PROBLEM TO WORK ON:
Without the pictures, copy the entries below word for word.

+++ ENTRIES PROVIDED

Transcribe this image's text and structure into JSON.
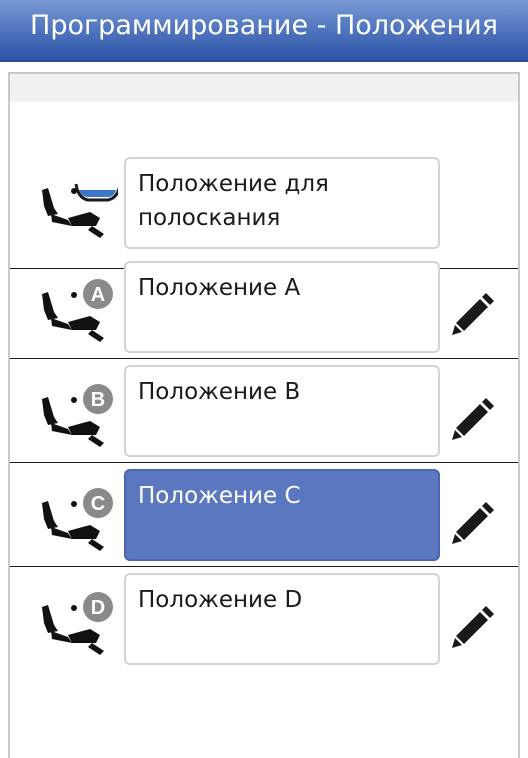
{
  "header": {
    "title": "Программирование - Положения"
  },
  "positions": [
    {
      "label": "Положение для полоскания",
      "icon": "chair-rinse-icon",
      "selected": false,
      "editable": false
    },
    {
      "label": "Положение A",
      "badge": "A",
      "icon": "chair-position-a-icon",
      "selected": false,
      "editable": true
    },
    {
      "label": "Положение B",
      "badge": "B",
      "icon": "chair-position-b-icon",
      "selected": false,
      "editable": true
    },
    {
      "label": "Положение C",
      "badge": "C",
      "icon": "chair-position-c-icon",
      "selected": true,
      "editable": true
    },
    {
      "label": "Положение D",
      "badge": "D",
      "icon": "chair-position-d-icon",
      "selected": false,
      "editable": true
    }
  ],
  "colors": {
    "title_bar": "#3f64b3",
    "selected_fill": "#5a77c0",
    "badge_fill": "#8a8a8a",
    "water_fill": "#3a78c8"
  },
  "edit_icon": "pencil-icon"
}
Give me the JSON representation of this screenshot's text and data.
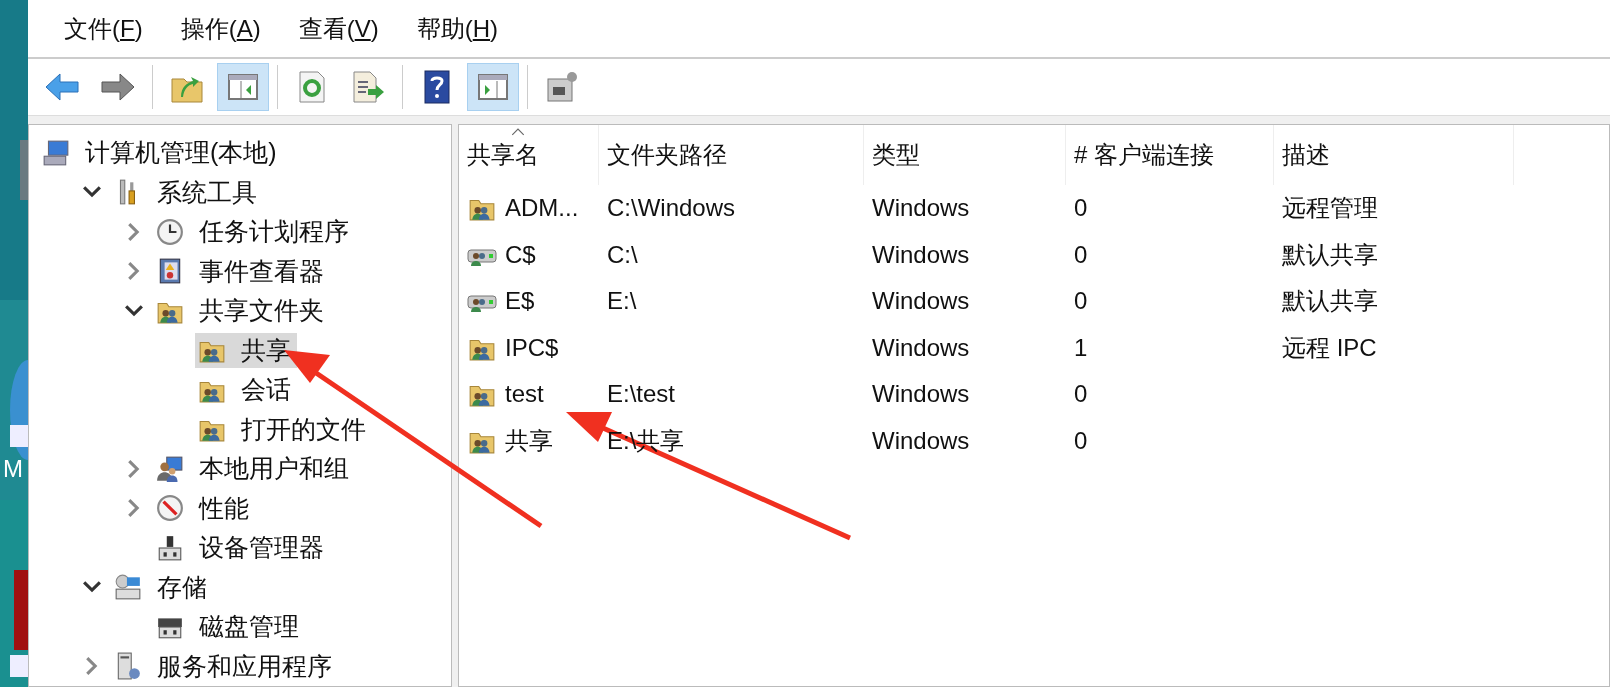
{
  "desktop": {
    "label": "M"
  },
  "menu": [
    {
      "label": "文件(",
      "key": "F",
      "end": ")"
    },
    {
      "label": "操作(",
      "key": "A",
      "end": ")"
    },
    {
      "label": "查看(",
      "key": "V",
      "end": ")"
    },
    {
      "label": "帮助(",
      "key": "H",
      "end": ")"
    }
  ],
  "toolbar": [
    {
      "kind": "back",
      "selected": false
    },
    {
      "kind": "forward",
      "selected": false
    },
    {
      "kind": "separator"
    },
    {
      "kind": "up",
      "selected": false
    },
    {
      "kind": "tree",
      "selected": true
    },
    {
      "kind": "separator"
    },
    {
      "kind": "refresh",
      "selected": false
    },
    {
      "kind": "export",
      "selected": false
    },
    {
      "kind": "separator"
    },
    {
      "kind": "help",
      "selected": false
    },
    {
      "kind": "action",
      "selected": true
    },
    {
      "kind": "separator"
    },
    {
      "kind": "properties",
      "selected": false
    }
  ],
  "tree": [
    {
      "label": "计算机管理(本地)",
      "kind": "computer",
      "selected": false,
      "children": [
        {
          "label": "系统工具",
          "kind": "tools",
          "selected": false,
          "expanded": true,
          "children": [
            {
              "label": "任务计划程序",
              "kind": "clock",
              "selected": false,
              "expanded": false
            },
            {
              "label": "事件查看器",
              "kind": "log",
              "selected": false,
              "expanded": false
            },
            {
              "label": "共享文件夹",
              "kind": "share",
              "selected": false,
              "expanded": true,
              "children": [
                {
                  "label": "共享",
                  "kind": "share",
                  "selected": true
                },
                {
                  "label": "会话",
                  "kind": "share",
                  "selected": false
                },
                {
                  "label": "打开的文件",
                  "kind": "share",
                  "selected": false
                }
              ]
            },
            {
              "label": "本地用户和组",
              "kind": "users",
              "selected": false,
              "expanded": false
            },
            {
              "label": "性能",
              "kind": "gauge",
              "selected": false,
              "expanded": false
            },
            {
              "label": "设备管理器",
              "kind": "device",
              "selected": false
            }
          ]
        },
        {
          "label": "存储",
          "kind": "storage",
          "selected": false,
          "expanded": true,
          "children": [
            {
              "label": "磁盘管理",
              "kind": "disk",
              "selected": false
            }
          ]
        },
        {
          "label": "服务和应用程序",
          "kind": "services",
          "selected": false,
          "expanded": false
        }
      ]
    }
  ],
  "table": {
    "columns": [
      {
        "label": "共享名",
        "sorted": true
      },
      {
        "label": "文件夹路径",
        "sorted": false
      },
      {
        "label": "类型",
        "sorted": false
      },
      {
        "label": "# 客户端连接",
        "sorted": false
      },
      {
        "label": "描述",
        "sorted": false
      }
    ],
    "rows": [
      {
        "kind": "folder",
        "cells": [
          "ADM...",
          "C:\\Windows",
          "Windows",
          "0",
          "远程管理"
        ]
      },
      {
        "kind": "drive",
        "cells": [
          "C$",
          "C:\\",
          "Windows",
          "0",
          "默认共享"
        ]
      },
      {
        "kind": "drive",
        "cells": [
          "E$",
          "E:\\",
          "Windows",
          "0",
          "默认共享"
        ]
      },
      {
        "kind": "folder",
        "cells": [
          "IPC$",
          "",
          "Windows",
          "1",
          "远程 IPC"
        ]
      },
      {
        "kind": "folder",
        "cells": [
          "test",
          "E:\\test",
          "Windows",
          "0",
          ""
        ]
      },
      {
        "kind": "folder",
        "cells": [
          "共享",
          "E:\\共享",
          "Windows",
          "0",
          ""
        ]
      }
    ]
  }
}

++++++

ANSWER SPACE:
Transcribe this image's text and structure into JSON.
{
  "header": {
    "title": "Программирование - Положения"
  },
  "positions": [
    {
      "label": "Положение для полоскания",
      "icon": "chair-rinse-icon",
      "selected": false,
      "editable": false
    },
    {
      "label": "Положение A",
      "badge": "A",
      "icon": "chair-position-a-icon",
      "selected": false,
      "editable": true
    },
    {
      "label": "Положение B",
      "badge": "B",
      "icon": "chair-position-b-icon",
      "selected": false,
      "editable": true
    },
    {
      "label": "Положение C",
      "badge": "C",
      "icon": "chair-position-c-icon",
      "selected": true,
      "editable": true
    },
    {
      "label": "Положение D",
      "badge": "D",
      "icon": "chair-position-d-icon",
      "selected": false,
      "editable": true
    }
  ],
  "colors": {
    "title_bar": "#3f64b3",
    "selected_fill": "#5a77c0",
    "badge_fill": "#8a8a8a",
    "water_fill": "#3a78c8"
  },
  "edit_icon": "pencil-icon"
}
Give me the JSON representation of this screenshot's text and data.
{
  "desktop": {
    "label": "M"
  },
  "menu": [
    {
      "label": "文件(",
      "key": "F",
      "end": ")"
    },
    {
      "label": "操作(",
      "key": "A",
      "end": ")"
    },
    {
      "label": "查看(",
      "key": "V",
      "end": ")"
    },
    {
      "label": "帮助(",
      "key": "H",
      "end": ")"
    }
  ],
  "toolbar": [
    {
      "kind": "back",
      "selected": false
    },
    {
      "kind": "forward",
      "selected": false
    },
    {
      "kind": "separator"
    },
    {
      "kind": "up",
      "selected": false
    },
    {
      "kind": "tree",
      "selected": true
    },
    {
      "kind": "separator"
    },
    {
      "kind": "refresh",
      "selected": false
    },
    {
      "kind": "export",
      "selected": false
    },
    {
      "kind": "separator"
    },
    {
      "kind": "help",
      "selected": false
    },
    {
      "kind": "action",
      "selected": true
    },
    {
      "kind": "separator"
    },
    {
      "kind": "properties",
      "selected": false
    }
  ],
  "tree": [
    {
      "label": "计算机管理(本地)",
      "kind": "computer",
      "selected": false,
      "children": [
        {
          "label": "系统工具",
          "kind": "tools",
          "selected": false,
          "expanded": true,
          "children": [
            {
              "label": "任务计划程序",
              "kind": "clock",
              "selected": false,
              "expanded": false
            },
            {
              "label": "事件查看器",
              "kind": "log",
              "selected": false,
              "expanded": false
            },
            {
              "label": "共享文件夹",
              "kind": "share",
              "selected": false,
              "expanded": true,
              "children": [
                {
                  "label": "共享",
                  "kind": "share",
                  "selected": true
                },
                {
                  "label": "会话",
                  "kind": "share",
                  "selected": false
                },
                {
                  "label": "打开的文件",
                  "kind": "share",
                  "selected": false
                }
              ]
            },
            {
              "label": "本地用户和组",
              "kind": "users",
              "selected": false,
              "expanded": false
            },
            {
              "label": "性能",
              "kind": "gauge",
              "selected": false,
              "expanded": false
            },
            {
              "label": "设备管理器",
              "kind": "device",
              "selected": false
            }
          ]
        },
        {
          "label": "存储",
          "kind": "storage",
          "selected": false,
          "expanded": true,
          "children": [
            {
              "label": "磁盘管理",
              "kind": "disk",
              "selected": false
            }
          ]
        },
        {
          "label": "服务和应用程序",
          "kind": "services",
          "selected": false,
          "expanded": false
        }
      ]
    }
  ],
  "table": {
    "columns": [
      {
        "label": "共享名",
        "sorted": true
      },
      {
        "label": "文件夹路径",
        "sorted": false
      },
      {
        "label": "类型",
        "sorted": false
      },
      {
        "label": "# 客户端连接",
        "sorted": false
      },
      {
        "label": "描述",
        "sorted": false
      }
    ],
    "rows": [
      {
        "kind": "folder",
        "cells": [
          "ADM...",
          "C:\\Windows",
          "Windows",
          "0",
          "远程管理"
        ]
      },
      {
        "kind": "drive",
        "cells": [
          "C$",
          "C:\\",
          "Windows",
          "0",
          "默认共享"
        ]
      },
      {
        "kind": "drive",
        "cells": [
          "E$",
          "E:\\",
          "Windows",
          "0",
          "默认共享"
        ]
      },
      {
        "kind": "folder",
        "cells": [
          "IPC$",
          "",
          "Windows",
          "1",
          "远程 IPC"
        ]
      },
      {
        "kind": "folder",
        "cells": [
          "test",
          "E:\\test",
          "Windows",
          "0",
          ""
        ]
      },
      {
        "kind": "folder",
        "cells": [
          "共享",
          "E:\\共享",
          "Windows",
          "0",
          ""
        ]
      }
    ]
  }
}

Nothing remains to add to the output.